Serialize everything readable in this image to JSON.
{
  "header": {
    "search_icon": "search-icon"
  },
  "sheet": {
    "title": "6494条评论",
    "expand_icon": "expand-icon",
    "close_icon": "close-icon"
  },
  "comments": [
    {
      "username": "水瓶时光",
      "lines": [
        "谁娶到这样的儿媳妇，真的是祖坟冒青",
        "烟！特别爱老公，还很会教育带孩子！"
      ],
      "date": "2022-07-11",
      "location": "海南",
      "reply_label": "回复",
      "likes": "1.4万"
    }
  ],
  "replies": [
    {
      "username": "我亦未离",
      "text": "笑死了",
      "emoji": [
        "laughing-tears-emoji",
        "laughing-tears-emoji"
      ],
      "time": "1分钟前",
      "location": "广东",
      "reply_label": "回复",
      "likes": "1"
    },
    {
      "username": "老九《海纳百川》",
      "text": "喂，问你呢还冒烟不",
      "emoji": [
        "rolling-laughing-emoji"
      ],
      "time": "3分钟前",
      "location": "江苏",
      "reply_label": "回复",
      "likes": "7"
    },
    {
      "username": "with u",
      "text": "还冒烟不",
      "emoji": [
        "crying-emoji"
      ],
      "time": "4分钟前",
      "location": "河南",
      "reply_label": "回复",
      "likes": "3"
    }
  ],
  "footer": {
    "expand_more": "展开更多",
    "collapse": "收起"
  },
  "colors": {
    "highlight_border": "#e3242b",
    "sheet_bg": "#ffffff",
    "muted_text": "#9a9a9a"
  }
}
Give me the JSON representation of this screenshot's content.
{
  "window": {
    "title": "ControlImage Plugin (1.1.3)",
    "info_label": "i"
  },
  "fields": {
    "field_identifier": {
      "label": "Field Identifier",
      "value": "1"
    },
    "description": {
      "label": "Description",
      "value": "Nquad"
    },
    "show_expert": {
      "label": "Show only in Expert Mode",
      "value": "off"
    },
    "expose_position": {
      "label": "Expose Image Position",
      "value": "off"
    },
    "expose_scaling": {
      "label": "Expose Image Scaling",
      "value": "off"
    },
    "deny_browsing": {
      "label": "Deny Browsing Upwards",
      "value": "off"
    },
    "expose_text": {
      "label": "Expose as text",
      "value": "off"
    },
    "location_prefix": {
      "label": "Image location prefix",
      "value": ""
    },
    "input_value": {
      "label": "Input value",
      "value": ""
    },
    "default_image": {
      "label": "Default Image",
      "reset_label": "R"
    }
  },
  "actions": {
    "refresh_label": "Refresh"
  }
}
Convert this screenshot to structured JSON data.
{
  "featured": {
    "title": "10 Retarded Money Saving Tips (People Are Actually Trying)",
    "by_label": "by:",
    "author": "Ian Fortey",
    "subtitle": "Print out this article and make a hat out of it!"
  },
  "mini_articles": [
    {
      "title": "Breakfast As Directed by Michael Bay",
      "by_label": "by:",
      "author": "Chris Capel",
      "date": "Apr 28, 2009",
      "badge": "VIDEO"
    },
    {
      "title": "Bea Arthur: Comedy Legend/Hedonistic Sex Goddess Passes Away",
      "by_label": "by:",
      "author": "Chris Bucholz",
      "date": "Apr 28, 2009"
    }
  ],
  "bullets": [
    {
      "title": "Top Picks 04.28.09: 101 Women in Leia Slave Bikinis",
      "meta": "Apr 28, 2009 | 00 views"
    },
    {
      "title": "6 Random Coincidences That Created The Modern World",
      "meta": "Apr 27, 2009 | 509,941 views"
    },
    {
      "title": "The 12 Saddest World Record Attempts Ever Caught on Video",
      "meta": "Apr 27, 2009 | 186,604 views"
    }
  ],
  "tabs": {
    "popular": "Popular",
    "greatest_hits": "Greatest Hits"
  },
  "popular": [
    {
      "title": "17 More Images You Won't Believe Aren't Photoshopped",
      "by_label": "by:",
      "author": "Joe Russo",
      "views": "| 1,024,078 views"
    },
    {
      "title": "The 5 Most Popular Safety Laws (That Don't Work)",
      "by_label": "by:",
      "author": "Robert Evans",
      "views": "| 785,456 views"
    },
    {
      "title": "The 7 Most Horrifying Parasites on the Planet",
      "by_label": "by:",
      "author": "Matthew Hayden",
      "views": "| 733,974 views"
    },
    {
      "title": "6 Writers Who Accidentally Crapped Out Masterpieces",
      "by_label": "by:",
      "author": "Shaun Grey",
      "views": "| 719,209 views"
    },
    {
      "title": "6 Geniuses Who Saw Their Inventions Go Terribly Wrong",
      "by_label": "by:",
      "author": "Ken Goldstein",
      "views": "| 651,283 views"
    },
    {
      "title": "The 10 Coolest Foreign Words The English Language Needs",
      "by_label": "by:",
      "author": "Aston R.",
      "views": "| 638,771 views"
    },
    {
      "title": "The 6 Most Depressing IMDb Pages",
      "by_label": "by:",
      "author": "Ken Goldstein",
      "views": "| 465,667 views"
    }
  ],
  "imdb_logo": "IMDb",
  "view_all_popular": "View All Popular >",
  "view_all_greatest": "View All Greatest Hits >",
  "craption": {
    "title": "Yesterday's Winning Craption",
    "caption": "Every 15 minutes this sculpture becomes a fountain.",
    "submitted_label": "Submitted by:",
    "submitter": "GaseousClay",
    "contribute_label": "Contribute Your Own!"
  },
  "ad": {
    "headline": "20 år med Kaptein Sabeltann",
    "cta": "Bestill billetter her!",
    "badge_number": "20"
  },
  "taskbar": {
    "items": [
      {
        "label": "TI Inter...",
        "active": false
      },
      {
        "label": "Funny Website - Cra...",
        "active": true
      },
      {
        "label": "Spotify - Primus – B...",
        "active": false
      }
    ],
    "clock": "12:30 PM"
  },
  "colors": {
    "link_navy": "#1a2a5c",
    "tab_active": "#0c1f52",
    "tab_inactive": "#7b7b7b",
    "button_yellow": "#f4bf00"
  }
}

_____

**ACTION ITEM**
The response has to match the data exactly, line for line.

**EXERCISE ANSWER**
Serialize everything readable in this image to JSON.
{
  "header": {
    "search_icon": "search-icon"
  },
  "sheet": {
    "title": "6494条评论",
    "expand_icon": "expand-icon",
    "close_icon": "close-icon"
  },
  "comments": [
    {
      "username": "水瓶时光",
      "lines": [
        "谁娶到这样的儿媳妇，真的是祖坟冒青",
        "烟！特别爱老公，还很会教育带孩子！"
      ],
      "date": "2022-07-11",
      "location": "海南",
      "reply_label": "回复",
      "likes": "1.4万"
    }
  ],
  "replies": [
    {
      "username": "我亦未离",
      "text": "笑死了",
      "emoji": [
        "laughing-tears-emoji",
        "laughing-tears-emoji"
      ],
      "time": "1分钟前",
      "location": "广东",
      "reply_label": "回复",
      "likes": "1"
    },
    {
      "username": "老九《海纳百川》",
      "text": "喂，问你呢还冒烟不",
      "emoji": [
        "rolling-laughing-emoji"
      ],
      "time": "3分钟前",
      "location": "江苏",
      "reply_label": "回复",
      "likes": "7"
    },
    {
      "username": "with u",
      "text": "还冒烟不",
      "emoji": [
        "crying-emoji"
      ],
      "time": "4分钟前",
      "location": "河南",
      "reply_label": "回复",
      "likes": "3"
    }
  ],
  "footer": {
    "expand_more": "展开更多",
    "collapse": "收起"
  },
  "colors": {
    "highlight_border": "#e3242b",
    "sheet_bg": "#ffffff",
    "muted_text": "#9a9a9a"
  }
}
Give me the JSON representation of this screenshot's content.
{
  "window": {
    "title": "ControlImage Plugin (1.1.3)",
    "info_label": "i"
  },
  "fields": {
    "field_identifier": {
      "label": "Field Identifier",
      "value": "1"
    },
    "description": {
      "label": "Description",
      "value": "Nquad"
    },
    "show_expert": {
      "label": "Show only in Expert Mode",
      "value": "off"
    },
    "expose_position": {
      "label": "Expose Image Position",
      "value": "off"
    },
    "expose_scaling": {
      "label": "Expose Image Scaling",
      "value": "off"
    },
    "deny_browsing": {
      "label": "Deny Browsing Upwards",
      "value": "off"
    },
    "expose_text": {
      "label": "Expose as text",
      "value": "off"
    },
    "location_prefix": {
      "label": "Image location prefix",
      "value": ""
    },
    "input_value": {
      "label": "Input value",
      "value": ""
    },
    "default_image": {
      "label": "Default Image",
      "reset_label": "R"
    }
  },
  "actions": {
    "refresh_label": "Refresh"
  }
}
Convert this screenshot to structured JSON data.
{
  "featured": {
    "title": "10 Retarded Money Saving Tips (People Are Actually Trying)",
    "by_label": "by:",
    "author": "Ian Fortey",
    "subtitle": "Print out this article and make a hat out of it!"
  },
  "mini_articles": [
    {
      "title": "Breakfast As Directed by Michael Bay",
      "by_label": "by:",
      "author": "Chris Capel",
      "date": "Apr 28, 2009",
      "badge": "VIDEO"
    },
    {
      "title": "Bea Arthur: Comedy Legend/Hedonistic Sex Goddess Passes Away",
      "by_label": "by:",
      "author": "Chris Bucholz",
      "date": "Apr 28, 2009"
    }
  ],
  "bullets": [
    {
      "title": "Top Picks 04.28.09: 101 Women in Leia Slave Bikinis",
      "meta": "Apr 28, 2009 | 00 views"
    },
    {
      "title": "6 Random Coincidences That Created The Modern World",
      "meta": "Apr 27, 2009 | 509,941 views"
    },
    {
      "title": "The 12 Saddest World Record Attempts Ever Caught on Video",
      "meta": "Apr 27, 2009 | 186,604 views"
    }
  ],
  "tabs": {
    "popular": "Popular",
    "greatest_hits": "Greatest Hits"
  },
  "popular": [
    {
      "title": "17 More Images You Won't Believe Aren't Photoshopped",
      "by_label": "by:",
      "author": "Joe Russo",
      "views": "| 1,024,078 views"
    },
    {
      "title": "The 5 Most Popular Safety Laws (That Don't Work)",
      "by_label": "by:",
      "author": "Robert Evans",
      "views": "| 785,456 views"
    },
    {
      "title": "The 7 Most Horrifying Parasites on the Planet",
      "by_label": "by:",
      "author": "Matthew Hayden",
      "views": "| 733,974 views"
    },
    {
      "title": "6 Writers Who Accidentally Crapped Out Masterpieces",
      "by_label": "by:",
      "author": "Shaun Grey",
      "views": "| 719,209 views"
    },
    {
      "title": "6 Geniuses Who Saw Their Inventions Go Terribly Wrong",
      "by_label": "by:",
      "author": "Ken Goldstein",
      "views": "| 651,283 views"
    },
    {
      "title": "The 10 Coolest Foreign Words The English Language Needs",
      "by_label": "by:",
      "author": "Aston R.",
      "views": "| 638,771 views"
    },
    {
      "title": "The 6 Most Depressing IMDb Pages",
      "by_label": "by:",
      "author": "Ken Goldstein",
      "views": "| 465,667 views"
    }
  ],
  "imdb_logo": "IMDb",
  "view_all_popular": "View All Popular >",
  "view_all_greatest": "View All Greatest Hits >",
  "craption": {
    "title": "Yesterday's Winning Craption",
    "caption": "Every 15 minutes this sculpture becomes a fountain.",
    "submitted_label": "Submitted by:",
    "submitter": "GaseousClay",
    "contribute_label": "Contribute Your Own!"
  },
  "ad": {
    "headline": "20 år med Kaptein Sabeltann",
    "cta": "Bestill billetter her!",
    "badge_number": "20"
  },
  "taskbar": {
    "items": [
      {
        "label": "TI Inter...",
        "active": false
      },
      {
        "label": "Funny Website - Cra...",
        "active": true
      },
      {
        "label": "Spotify - Primus – B...",
        "active": false
      }
    ],
    "clock": "12:30 PM"
  },
  "colors": {
    "link_navy": "#1a2a5c",
    "tab_active": "#0c1f52",
    "tab_inactive": "#7b7b7b",
    "button_yellow": "#f4bf00"
  }
}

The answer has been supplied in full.